• [PROBLEM]: The records must be returned word for word.

*** Opening of DATA FOR THE TASK ***

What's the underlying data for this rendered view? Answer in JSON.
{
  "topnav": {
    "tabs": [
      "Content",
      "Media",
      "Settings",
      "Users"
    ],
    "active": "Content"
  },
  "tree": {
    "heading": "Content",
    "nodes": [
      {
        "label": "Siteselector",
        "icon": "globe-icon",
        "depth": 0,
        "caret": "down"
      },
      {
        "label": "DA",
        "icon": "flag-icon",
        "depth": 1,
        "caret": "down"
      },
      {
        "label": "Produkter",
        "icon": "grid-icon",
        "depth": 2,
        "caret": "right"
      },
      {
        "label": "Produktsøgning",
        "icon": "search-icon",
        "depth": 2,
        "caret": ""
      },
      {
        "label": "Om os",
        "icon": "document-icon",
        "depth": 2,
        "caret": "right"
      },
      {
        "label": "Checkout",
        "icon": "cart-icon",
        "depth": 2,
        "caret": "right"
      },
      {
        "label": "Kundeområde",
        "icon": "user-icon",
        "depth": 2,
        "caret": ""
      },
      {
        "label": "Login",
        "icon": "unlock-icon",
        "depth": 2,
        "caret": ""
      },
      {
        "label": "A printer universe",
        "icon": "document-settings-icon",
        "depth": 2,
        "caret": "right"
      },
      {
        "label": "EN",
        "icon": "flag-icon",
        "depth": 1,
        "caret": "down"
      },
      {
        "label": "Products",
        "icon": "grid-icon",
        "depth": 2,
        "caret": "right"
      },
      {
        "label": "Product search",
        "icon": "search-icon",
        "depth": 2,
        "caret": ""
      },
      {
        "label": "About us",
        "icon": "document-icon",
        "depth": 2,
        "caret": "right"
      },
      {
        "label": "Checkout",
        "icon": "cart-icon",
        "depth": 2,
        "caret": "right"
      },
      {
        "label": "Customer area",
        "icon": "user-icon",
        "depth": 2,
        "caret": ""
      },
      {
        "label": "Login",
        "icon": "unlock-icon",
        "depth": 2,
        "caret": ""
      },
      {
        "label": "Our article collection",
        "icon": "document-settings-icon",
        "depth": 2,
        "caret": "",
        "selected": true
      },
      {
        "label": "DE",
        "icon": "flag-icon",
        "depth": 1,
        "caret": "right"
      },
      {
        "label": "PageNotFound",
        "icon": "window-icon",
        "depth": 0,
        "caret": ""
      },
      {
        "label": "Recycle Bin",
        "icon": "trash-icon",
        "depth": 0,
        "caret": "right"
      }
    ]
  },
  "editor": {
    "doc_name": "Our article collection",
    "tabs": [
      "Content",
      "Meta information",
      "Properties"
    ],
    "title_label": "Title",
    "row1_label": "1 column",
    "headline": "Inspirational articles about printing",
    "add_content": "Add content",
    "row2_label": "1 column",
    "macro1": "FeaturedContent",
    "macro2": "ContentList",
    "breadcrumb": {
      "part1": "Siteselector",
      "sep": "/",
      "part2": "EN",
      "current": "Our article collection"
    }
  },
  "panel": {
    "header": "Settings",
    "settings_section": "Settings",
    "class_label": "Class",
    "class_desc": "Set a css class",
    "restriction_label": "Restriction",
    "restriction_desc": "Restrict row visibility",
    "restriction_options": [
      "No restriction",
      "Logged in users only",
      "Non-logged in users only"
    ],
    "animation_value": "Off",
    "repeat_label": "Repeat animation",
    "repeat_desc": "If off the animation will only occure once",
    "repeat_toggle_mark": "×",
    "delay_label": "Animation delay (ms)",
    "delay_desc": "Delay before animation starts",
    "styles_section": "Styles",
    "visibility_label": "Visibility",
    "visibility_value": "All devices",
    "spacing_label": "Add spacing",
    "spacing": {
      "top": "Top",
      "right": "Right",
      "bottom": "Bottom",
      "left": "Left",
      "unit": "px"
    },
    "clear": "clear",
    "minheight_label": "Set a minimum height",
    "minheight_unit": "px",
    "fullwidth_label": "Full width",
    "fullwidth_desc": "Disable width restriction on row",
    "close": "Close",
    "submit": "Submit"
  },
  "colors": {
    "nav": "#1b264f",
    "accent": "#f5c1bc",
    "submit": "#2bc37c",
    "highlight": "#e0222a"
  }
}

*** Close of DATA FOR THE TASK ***

• [ANSWER TO THIS EXERCISE]:
What's the underlying data for this rendered view? Answer in JSON.
{
  "topnav": {
    "tabs": [
      "Content",
      "Media",
      "Settings",
      "Users"
    ],
    "active": "Content"
  },
  "tree": {
    "heading": "Content",
    "nodes": [
      {
        "label": "Siteselector",
        "icon": "globe-icon",
        "depth": 0,
        "caret": "down"
      },
      {
        "label": "DA",
        "icon": "flag-icon",
        "depth": 1,
        "caret": "down"
      },
      {
        "label": "Produkter",
        "icon": "grid-icon",
        "depth": 2,
        "caret": "right"
      },
      {
        "label": "Produktsøgning",
        "icon": "search-icon",
        "depth": 2,
        "caret": ""
      },
      {
        "label": "Om os",
        "icon": "document-icon",
        "depth": 2,
        "caret": "right"
      },
      {
        "label": "Checkout",
        "icon": "cart-icon",
        "depth": 2,
        "caret": "right"
      },
      {
        "label": "Kundeområde",
        "icon": "user-icon",
        "depth": 2,
        "caret": ""
      },
      {
        "label": "Login",
        "icon": "unlock-icon",
        "depth": 2,
        "caret": ""
      },
      {
        "label": "A printer universe",
        "icon": "document-settings-icon",
        "depth": 2,
        "caret": "right"
      },
      {
        "label": "EN",
        "icon": "flag-icon",
        "depth": 1,
        "caret": "down"
      },
      {
        "label": "Products",
        "icon": "grid-icon",
        "depth": 2,
        "caret": "right"
      },
      {
        "label": "Product search",
        "icon": "search-icon",
        "depth": 2,
        "caret": ""
      },
      {
        "label": "About us",
        "icon": "document-icon",
        "depth": 2,
        "caret": "right"
      },
      {
        "label": "Checkout",
        "icon": "cart-icon",
        "depth": 2,
        "caret": "right"
      },
      {
        "label": "Customer area",
        "icon": "user-icon",
        "depth": 2,
        "caret": ""
      },
      {
        "label": "Login",
        "icon": "unlock-icon",
        "depth": 2,
        "caret": ""
      },
      {
        "label": "Our article collection",
        "icon": "document-settings-icon",
        "depth": 2,
        "caret": "",
        "selected": true
      },
      {
        "label": "DE",
        "icon": "flag-icon",
        "depth": 1,
        "caret": "right"
      },
      {
        "label": "PageNotFound",
        "icon": "window-icon",
        "depth": 0,
        "caret": ""
      },
      {
        "label": "Recycle Bin",
        "icon": "trash-icon",
        "depth": 0,
        "caret": "right"
      }
    ]
  },
  "editor": {
    "doc_name": "Our article collection",
    "tabs": [
      "Content",
      "Meta information",
      "Properties"
    ],
    "title_label": "Title",
    "row1_label": "1 column",
    "headline": "Inspirational articles about printing",
    "add_content": "Add content",
    "row2_label": "1 column",
    "macro1": "FeaturedContent",
    "macro2": "ContentList",
    "breadcrumb": {
      "part1": "Siteselector",
      "sep": "/",
      "part2": "EN",
      "current": "Our article collection"
    }
  },
  "panel": {
    "header": "Settings",
    "settings_section": "Settings",
    "class_label": "Class",
    "class_desc": "Set a css class",
    "restriction_label": "Restriction",
    "restriction_desc": "Restrict row visibility",
    "restriction_options": [
      "No restriction",
      "Logged in users only",
      "Non-logged in users only"
    ],
    "animation_value": "Off",
    "repeat_label": "Repeat animation",
    "repeat_desc": "If off the animation will only occure once",
    "repeat_toggle_mark": "×",
    "delay_label": "Animation delay (ms)",
    "delay_desc": "Delay before animation starts",
    "styles_section": "Styles",
    "visibility_label": "Visibility",
    "visibility_value": "All devices",
    "spacing_label": "Add spacing",
    "spacing": {
      "top": "Top",
      "right": "Right",
      "bottom": "Bottom",
      "left": "Left",
      "unit": "px"
    },
    "clear": "clear",
    "minheight_label": "Set a minimum height",
    "minheight_unit": "px",
    "fullwidth_label": "Full width",
    "fullwidth_desc": "Disable width restriction on row",
    "close": "Close",
    "submit": "Submit"
  },
  "colors": {
    "nav": "#1b264f",
    "accent": "#f5c1bc",
    "submit": "#2bc37c",
    "highlight": "#e0222a"
  }
}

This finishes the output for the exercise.